A night temperature of 60 degrees, with a cool bottom and partial shade, is the place to grow on the young ferns. You don't want them to grow fast, but to fill up and be strong and robust. An eastern firm which raises several hundred thousand young ferns for this purpose gave me the following list as those best suited for the purpose, the first four being most useful in the center: Pteris cretica magnifica, Pteris cretica albo-lineata, Pteris Victoriae (variegated), Pteris argyraea, Cyrto-mium falcatum, Aspidium angulare, Blechnum occidentale, Blechnum Brazil-iense, Davallia stricta, Lomaria ciliata, Lomaria Gibba, Lastrea opaca, Lastrea chrysoloba, Lastrea artistata variegata, Nephrodium hertypes, Onychium Japoni-cum, Polystichum corianum, Polystichum setosum, Polystichum pubescens, Pteris biaurita argentea, Pteris serrulata, Pteris cristata, Pteris nana compacta, Pteris voluta, Pteris cretica Mayii (variegated), Selaginella Emiliana (for edging).
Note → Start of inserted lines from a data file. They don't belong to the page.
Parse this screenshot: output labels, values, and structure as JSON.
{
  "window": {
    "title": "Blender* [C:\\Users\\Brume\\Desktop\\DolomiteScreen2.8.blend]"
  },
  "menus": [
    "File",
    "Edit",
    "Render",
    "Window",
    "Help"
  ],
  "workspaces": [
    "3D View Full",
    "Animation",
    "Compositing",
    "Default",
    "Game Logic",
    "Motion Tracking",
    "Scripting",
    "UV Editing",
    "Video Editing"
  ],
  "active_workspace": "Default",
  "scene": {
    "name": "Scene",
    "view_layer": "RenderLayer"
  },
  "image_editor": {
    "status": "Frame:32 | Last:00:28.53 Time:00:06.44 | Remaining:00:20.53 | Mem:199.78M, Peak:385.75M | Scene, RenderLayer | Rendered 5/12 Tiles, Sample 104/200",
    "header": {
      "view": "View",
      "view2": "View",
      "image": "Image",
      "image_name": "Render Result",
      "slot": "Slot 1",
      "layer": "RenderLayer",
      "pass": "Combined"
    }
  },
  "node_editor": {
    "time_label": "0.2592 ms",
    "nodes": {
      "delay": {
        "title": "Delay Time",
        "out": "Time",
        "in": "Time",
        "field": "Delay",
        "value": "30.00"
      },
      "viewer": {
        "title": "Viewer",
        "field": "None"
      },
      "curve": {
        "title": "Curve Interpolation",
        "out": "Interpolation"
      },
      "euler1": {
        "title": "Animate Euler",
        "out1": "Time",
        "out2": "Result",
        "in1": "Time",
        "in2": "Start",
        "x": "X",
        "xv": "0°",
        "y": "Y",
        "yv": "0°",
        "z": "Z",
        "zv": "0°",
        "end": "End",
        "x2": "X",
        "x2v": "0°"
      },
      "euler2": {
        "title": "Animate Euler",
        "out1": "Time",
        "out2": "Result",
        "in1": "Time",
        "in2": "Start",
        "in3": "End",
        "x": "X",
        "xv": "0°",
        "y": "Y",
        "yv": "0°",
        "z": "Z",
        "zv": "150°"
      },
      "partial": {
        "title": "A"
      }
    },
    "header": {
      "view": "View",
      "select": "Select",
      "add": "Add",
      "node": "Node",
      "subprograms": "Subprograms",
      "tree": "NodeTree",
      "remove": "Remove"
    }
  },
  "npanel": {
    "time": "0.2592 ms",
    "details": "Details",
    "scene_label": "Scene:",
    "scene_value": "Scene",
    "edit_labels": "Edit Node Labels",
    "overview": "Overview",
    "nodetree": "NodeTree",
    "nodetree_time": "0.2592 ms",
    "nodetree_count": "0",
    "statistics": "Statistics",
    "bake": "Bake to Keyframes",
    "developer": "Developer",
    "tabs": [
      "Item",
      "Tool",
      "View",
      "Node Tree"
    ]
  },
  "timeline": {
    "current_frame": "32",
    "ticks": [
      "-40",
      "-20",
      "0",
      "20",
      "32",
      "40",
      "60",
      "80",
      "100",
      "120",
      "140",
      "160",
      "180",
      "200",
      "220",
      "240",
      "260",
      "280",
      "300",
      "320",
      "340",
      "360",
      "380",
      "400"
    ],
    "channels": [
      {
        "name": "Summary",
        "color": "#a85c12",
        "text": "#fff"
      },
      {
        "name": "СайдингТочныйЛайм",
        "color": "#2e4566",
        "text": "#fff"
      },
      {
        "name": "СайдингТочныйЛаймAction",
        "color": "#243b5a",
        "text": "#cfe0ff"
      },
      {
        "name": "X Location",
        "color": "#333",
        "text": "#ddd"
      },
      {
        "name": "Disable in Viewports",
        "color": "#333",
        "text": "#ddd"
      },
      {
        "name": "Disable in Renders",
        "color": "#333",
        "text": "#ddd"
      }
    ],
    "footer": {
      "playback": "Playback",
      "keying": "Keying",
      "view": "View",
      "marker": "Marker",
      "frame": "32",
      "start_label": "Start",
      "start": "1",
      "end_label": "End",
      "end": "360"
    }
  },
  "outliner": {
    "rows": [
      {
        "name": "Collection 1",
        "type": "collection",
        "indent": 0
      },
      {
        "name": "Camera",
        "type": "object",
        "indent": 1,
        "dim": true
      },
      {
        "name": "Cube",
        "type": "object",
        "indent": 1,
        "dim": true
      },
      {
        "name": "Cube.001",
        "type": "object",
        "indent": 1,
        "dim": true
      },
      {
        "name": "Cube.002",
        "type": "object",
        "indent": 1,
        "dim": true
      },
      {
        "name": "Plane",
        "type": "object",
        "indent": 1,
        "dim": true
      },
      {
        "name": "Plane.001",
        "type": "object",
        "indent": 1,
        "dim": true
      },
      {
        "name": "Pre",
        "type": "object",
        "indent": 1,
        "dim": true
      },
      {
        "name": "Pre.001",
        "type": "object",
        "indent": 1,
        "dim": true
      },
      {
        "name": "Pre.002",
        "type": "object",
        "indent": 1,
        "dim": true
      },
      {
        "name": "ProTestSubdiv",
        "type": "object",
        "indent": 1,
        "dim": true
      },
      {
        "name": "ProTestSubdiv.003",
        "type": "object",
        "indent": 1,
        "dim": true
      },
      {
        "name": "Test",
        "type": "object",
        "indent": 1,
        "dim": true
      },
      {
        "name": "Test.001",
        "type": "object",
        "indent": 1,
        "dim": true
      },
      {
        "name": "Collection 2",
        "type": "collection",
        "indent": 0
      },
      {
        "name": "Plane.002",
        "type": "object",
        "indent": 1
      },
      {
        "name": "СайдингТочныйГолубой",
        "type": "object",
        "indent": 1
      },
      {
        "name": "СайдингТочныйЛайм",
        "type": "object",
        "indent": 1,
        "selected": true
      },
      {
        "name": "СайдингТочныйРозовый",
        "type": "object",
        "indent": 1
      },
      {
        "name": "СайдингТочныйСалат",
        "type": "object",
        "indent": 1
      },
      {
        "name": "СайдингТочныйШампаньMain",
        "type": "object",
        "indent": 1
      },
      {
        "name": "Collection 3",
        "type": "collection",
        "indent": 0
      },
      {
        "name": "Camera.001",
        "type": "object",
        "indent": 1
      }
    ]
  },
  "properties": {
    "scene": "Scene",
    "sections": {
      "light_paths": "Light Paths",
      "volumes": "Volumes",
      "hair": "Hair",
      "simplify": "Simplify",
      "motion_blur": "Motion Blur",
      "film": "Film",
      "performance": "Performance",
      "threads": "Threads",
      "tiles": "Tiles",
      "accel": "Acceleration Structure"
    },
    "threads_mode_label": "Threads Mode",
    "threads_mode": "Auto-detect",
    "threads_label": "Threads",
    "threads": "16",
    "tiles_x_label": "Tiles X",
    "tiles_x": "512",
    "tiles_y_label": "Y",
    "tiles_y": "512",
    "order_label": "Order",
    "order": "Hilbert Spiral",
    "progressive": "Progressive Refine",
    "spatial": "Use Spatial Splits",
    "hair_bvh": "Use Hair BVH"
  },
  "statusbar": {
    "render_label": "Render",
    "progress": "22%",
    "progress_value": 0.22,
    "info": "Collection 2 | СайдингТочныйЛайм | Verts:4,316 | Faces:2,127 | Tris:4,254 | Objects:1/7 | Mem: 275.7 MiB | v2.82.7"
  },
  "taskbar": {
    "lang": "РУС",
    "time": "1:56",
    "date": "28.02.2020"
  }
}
With the exception of the list last quoted, in which the names of some varieties may not be correct, but by which they are best known, I have followed out the nomenclature of Hooker and Baker, as used in the "Book of Choice Ferns," as those names will eventually prevail. In doing so, however, I found with my limited knowledge of ferns that names have been much changed in forty years. What we knew as Lastrea felix-mas is now Nephrodium felix-mas, and many less familiar cases.
In conclusion, if you are not brought in contact with any class of plants you cannot quickly memorize their names, but all plants under your care or that you handle you should know correctly. To ask the name in a botanic garden or at your neighbor's and forget it the next moment is waste of time and an annoyance. "Let me see; what is that fern? I forgot." The professor says, "That is Onychium Japonicum." " Oh, yes, yes, yes, of course; and what's that?" And before you have got to the door you have forgotten the very sound of the name.
To be reminiscent once more. Somewhere about the year '60 of last century the writer had the first ' serious attack of the "tender passion." The cause of the attack and outbreak was much his senior, and having no funds to buy an album or a volume of Byron, he made a collection of British ferns, dried them in a book, and presented them, named, and the collection without varieties was almost complete with the exception, perhaps, of ten species. Now, I have forgotten what size glove that young woman wore, or whether her hair was in curls or brushed back a la the Empress Eugenie, but I will never forget how to write Asplenium Ruta-muraria, although I have not seen Ruta-muraria or the old woman nigh on to forty years. Look at a plant and write it down; once written and spelt correctly, you will never forget. The writer has a fair memory for anecdotes, because they can be filled in as you go along, but no good for names unless he writes them down; then they stick in that laboratory which is a mystery to all of us.